Rule Change: Completed
On 26 April 2013 the AEMC published a final determination on the Potential Generator Market Power rule change request. The AEMC recommended that energy ministers consider conferring on the Australian Energy Regulator a specific function to regularly report on whether the wholesale electricity market is operating efficiently. The AEMC determined to make no rule with respect to the Major Energy Users’ rule change request.
On 23 November 2010, the MEU submitted a rule change request regarding the potential exercise of market power by generators in the NEM.
The MEU considered that during periods of high demand, some large generators have the ability and incentive to exercise market power to increase the wholesale electricity spot price. To address this perceived problem, the MEU proposed that:
- the Australian Energy Regulator should assess which generators in each NEM region have market power during periods of high demand and declare each of them to be a ‘dominant generator'; and
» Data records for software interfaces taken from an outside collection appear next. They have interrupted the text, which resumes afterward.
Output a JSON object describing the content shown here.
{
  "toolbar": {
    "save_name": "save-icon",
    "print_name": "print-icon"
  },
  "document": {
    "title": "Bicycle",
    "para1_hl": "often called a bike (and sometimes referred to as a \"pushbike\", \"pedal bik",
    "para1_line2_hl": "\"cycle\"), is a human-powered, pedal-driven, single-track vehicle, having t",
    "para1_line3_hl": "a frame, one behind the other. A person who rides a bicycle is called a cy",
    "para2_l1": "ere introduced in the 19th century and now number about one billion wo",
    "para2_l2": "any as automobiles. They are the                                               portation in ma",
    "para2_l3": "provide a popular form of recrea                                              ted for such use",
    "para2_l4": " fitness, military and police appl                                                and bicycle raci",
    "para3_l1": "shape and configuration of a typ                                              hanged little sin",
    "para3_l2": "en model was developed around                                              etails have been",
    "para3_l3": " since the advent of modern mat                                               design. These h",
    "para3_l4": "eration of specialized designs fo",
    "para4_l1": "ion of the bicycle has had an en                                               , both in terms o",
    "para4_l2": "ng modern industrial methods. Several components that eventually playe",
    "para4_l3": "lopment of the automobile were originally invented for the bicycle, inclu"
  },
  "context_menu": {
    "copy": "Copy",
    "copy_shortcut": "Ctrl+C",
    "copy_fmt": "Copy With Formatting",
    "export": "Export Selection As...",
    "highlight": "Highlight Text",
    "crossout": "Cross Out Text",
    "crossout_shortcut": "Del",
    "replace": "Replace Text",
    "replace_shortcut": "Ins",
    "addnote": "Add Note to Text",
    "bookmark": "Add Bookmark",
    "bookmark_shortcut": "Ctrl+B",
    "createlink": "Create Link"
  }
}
- when regional demand exceeds the level at which a generator has been declared to be a ‘dominant generator', the dominant generator would be required to offer all of its available capacity for dispatch at a price that does not exceed the administered price cap of $300/MWh.
On 14 April 2011, the AEMC published a notice of the commencement of consultation on the MEU's rule change request and a staff consultation paper regarding the request. Submissions on the rule change request and consultation paper closed on 26 May 2011.
On 22 September 2011, the AEMC published a directions paper in relation to the Potential Generator Market Power in the NEM rule change request. The paper contained the Commission's proposed definition of ‘substantial market power' in the context of the NEM. It also set out the Commission's proposed definition of the ‘exercise' of substantial market power. The paper explained why the Commission considered that ‘substantial market power' is the most appropriate term in the context of the NEM and has been adopted instead of ‘market power'.
The directions paper also explained the Commission's views on the relevant ‘market', why the Commission considered that it was not appropriate to address ‘tacit collusion' as part of this rule change request, and the Commission's response to stakeholder submissions regarding its power to make the MEU's proposed rule.
Submissions on the directions paper closed on 17 November 2011.
The Commission held a public forum in Adelaide in October 2011 to allow stakeholders to discuss the issues raised in the directions paper.
On 22 December 2011, the Commission published a technical paper by its consultants NERA Economic Consulting and Oakley Greenwood. At the public forum and in submissions, a number of stakeholders requested that the Commission publish a technical paper providing additional details on the approach to estimating long run marginal cost. Some stakeholders also requested that the Commission further explain other technical aspects of the Commission's proposed definition of substantial market power, such as the approach to calculating annual average prices and the test for determining the appropriate geographic market definition. The technical paper responded to these requests. Submissions on the technical paper closed on 2 February 2012.
On 7 June 2012, the AEMC published a draft determination on the MEU’s rule change request. The draft determination proposed to make no rule in respect of the rule change request. The Commission considered there was insufficient evidence of a problem to warrant making the rule change. Submissions on the draft determination closed on 20 July 2012.
In support of the draft determination, the AEMC published a report from NERA Economic Consulting that provided an analysis of NEM wholesale prices against estimates of long run marginal cost, and a report from the Competition Economists Group that provided an assessment of barriers to entry in NEM jurisdictions.
In response to the draft rule determination, the AEMC received 12 submissions, some of which included detailed information, from a range of stakeholders. The AEMC considered that stakeholders raised issues of sufficient complexity or difficulty so that it was necessary to extend the time to make the final rule determination. The extension of the time for making the final rule determination allowed the AEMC to undertake further analysis, including further modelling, to assess the issues raised by stakeholders. Having taken into account stakeholder’s submissions and the further analysis, the Commission considered whether the MEU’s proposed rule would or would be likely to contribute, or a more preferable rule would or would be likely to better contribute, to the achievement of the National Electricity Objective.
On 11 April 2013 the AEMC extended the period of time for publication of the final rule determination on the Potential Generator Market Power in the NEM rule change request to 26 April 2013.